I sat down in the classroom portable after lunch recess and grabbed my book. I don't remember what it was I had been reading-- or pretending to read, more likely-- during Silent Sustained Reading [SSR]. I do remember that my Language Arts & Social Studies teacher, Mr. Burns, popped in a new CD as we sat down to read. He swore it'd be something we'd appreciate.
We all rolled our eyes at the first track, a dainty sounding piano tune. We were 13 and 14 year olds in the mid-90s, after all, and this sure wasn't Nirvana. I could hear exasperated sighs from my classmates as they asked why on earth he'd make us listen to Yanni. The humanity!
Then the second track started, and everyone shut right up.
I probably don't remember what book I was reading that day because I became so astounded by what I was hearing that I don't think I read a word. After SSR was over, I remember sheepishly asking Mr. Burns (who bore a striking resemblance to John Arbuckle-- a fact we young teens never let him forget) what we had just listened to.
"It's called Mellon Collie and the Infinite Sadness," he said. "Have you heard of Smashing Pumpkins?"
This is probably the most uncool way to be introduced to a band. You may be thinking, You were introduced to Smashing Pumpkins through your 8th grade Social Studies teacher? Yes. Yes I was. I'm sure I'd encountered the Pumpkins before on MTV or the radio at some point before then, but I have no recollection of that now. All I remember is Mr. Burns brimming with pride at proving the room of middle schoolers wrong.
Silent Sustained Reading changed my life that day... Just not in any of the ways educators meant it to.

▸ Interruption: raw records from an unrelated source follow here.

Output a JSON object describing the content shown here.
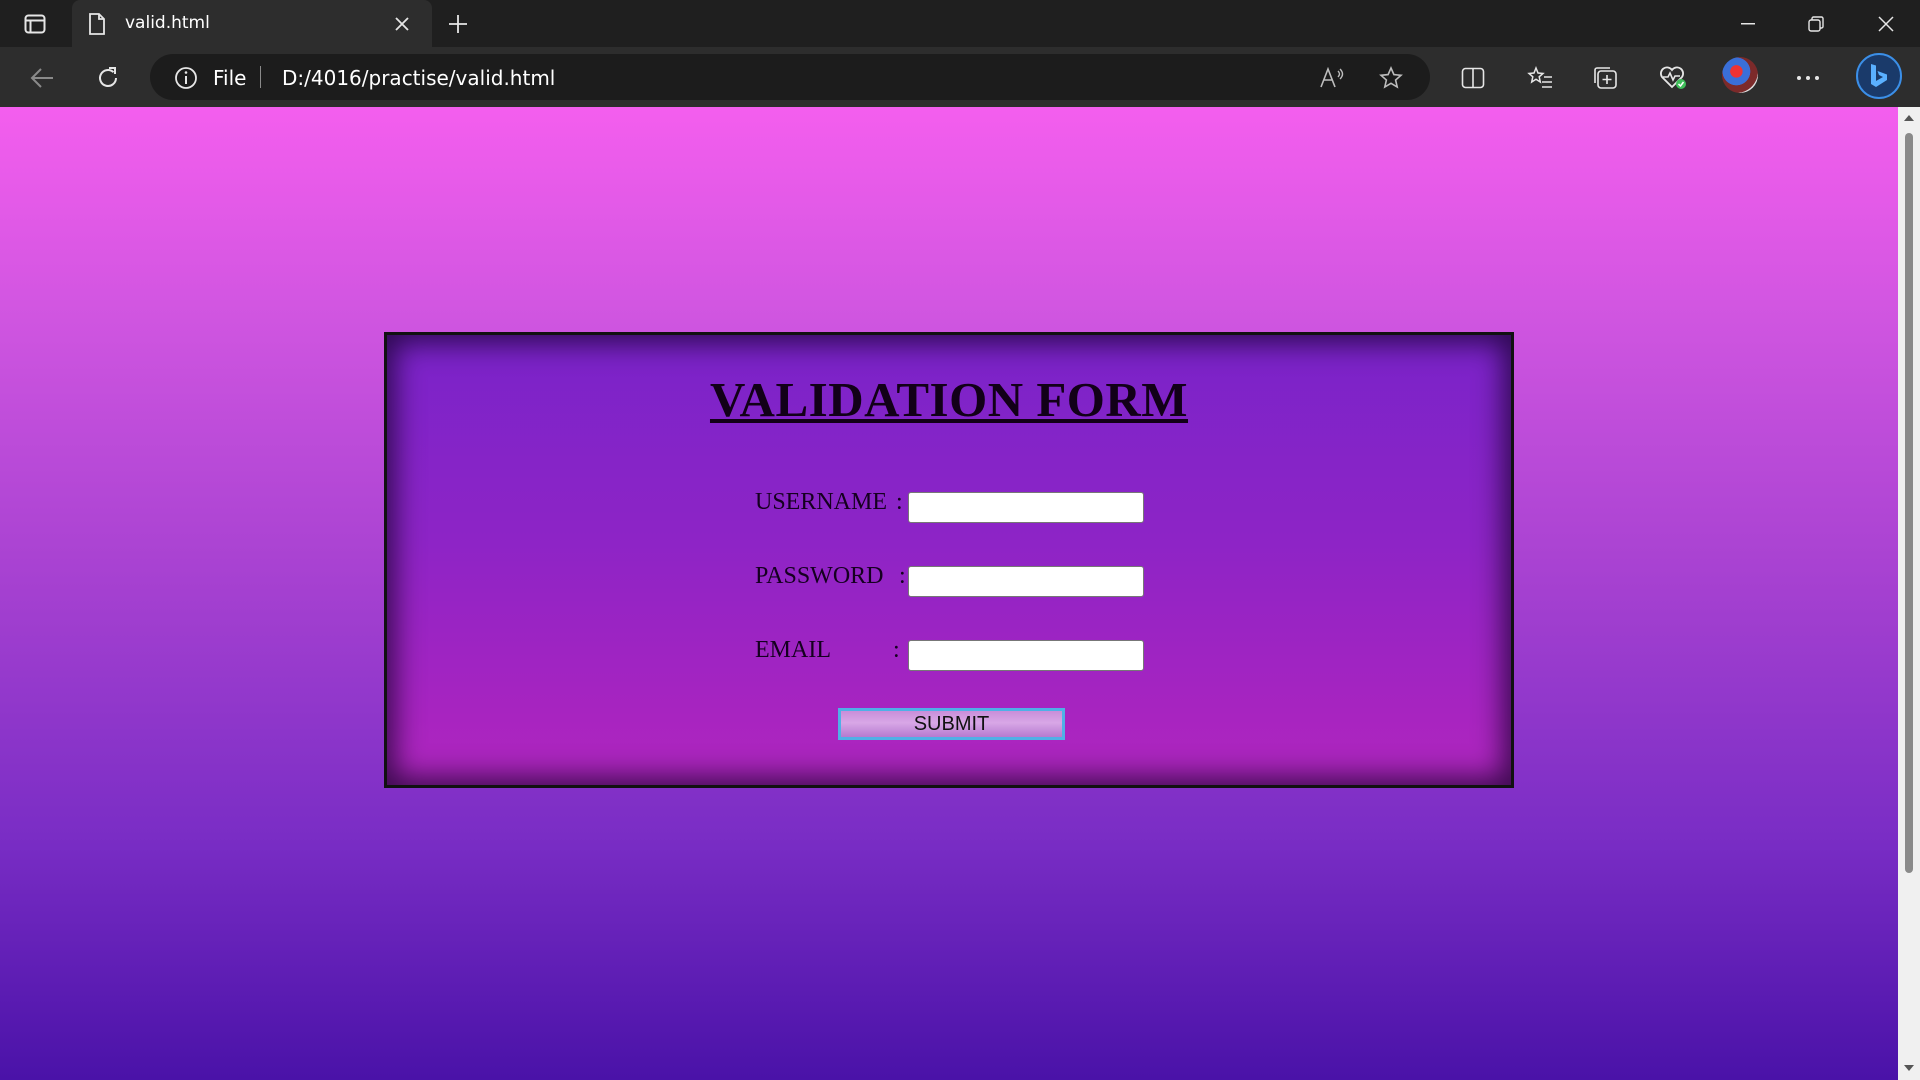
{
  "browser": {
    "tab": {
      "title": "valid.html"
    },
    "address": {
      "scheme_label": "File",
      "url": "D:/4016/practise/valid.html"
    }
  },
  "page": {
    "form": {
      "title": "VALIDATION FORM",
      "fields": [
        {
          "label": "USERNAME",
          "colon": ":",
          "value": ""
        },
        {
          "label": "PASSWORD",
          "colon": ":",
          "value": ""
        },
        {
          "label": "EMAIL",
          "colon": ":",
          "value": ""
        }
      ],
      "submit_label": "SUBMIT"
    }
  },
  "colors": {
    "page_gradient_top": "#f45eee",
    "page_gradient_bottom": "#4a12a8",
    "card_top": "#7a23c9",
    "card_bottom": "#b027be",
    "submit_border": "#4fb0e6"
  }
}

Mellon Collie and the Infinite Sadness was released on October 24, 1995, and I turned 13 just a couple weeks later. We're both Scorpios, Mellon Collie and I, which probably says something about why I ended up so obsessed with this album. Wailing guitars, growling vocals, fluttering strings, and melodramatic lyrics combined powers to create a sonic trap for dark teenagers like myself, and set-off a years-long devotion to Smashing Pumpkins that carried me through the throes of high school and being a teenage girl. Their music was my coming of age.
I'm sure this is informative for people who have met me as an adult. I can hear the echoes of my friends' voices now: "That explains a lot."
You don't even know.
But I'm not writing this now as a celebration of Mellon Collie's 20th anniversary (though holy shit, I probably should've thought about that sooner). I'm writing about this because it's my birthday.
I'll explain: When I finally got a copy of the album for myself, I listened to it on repeat. I remember popping the second disc into my CD player taking note of "Thirty-Three" when it came on.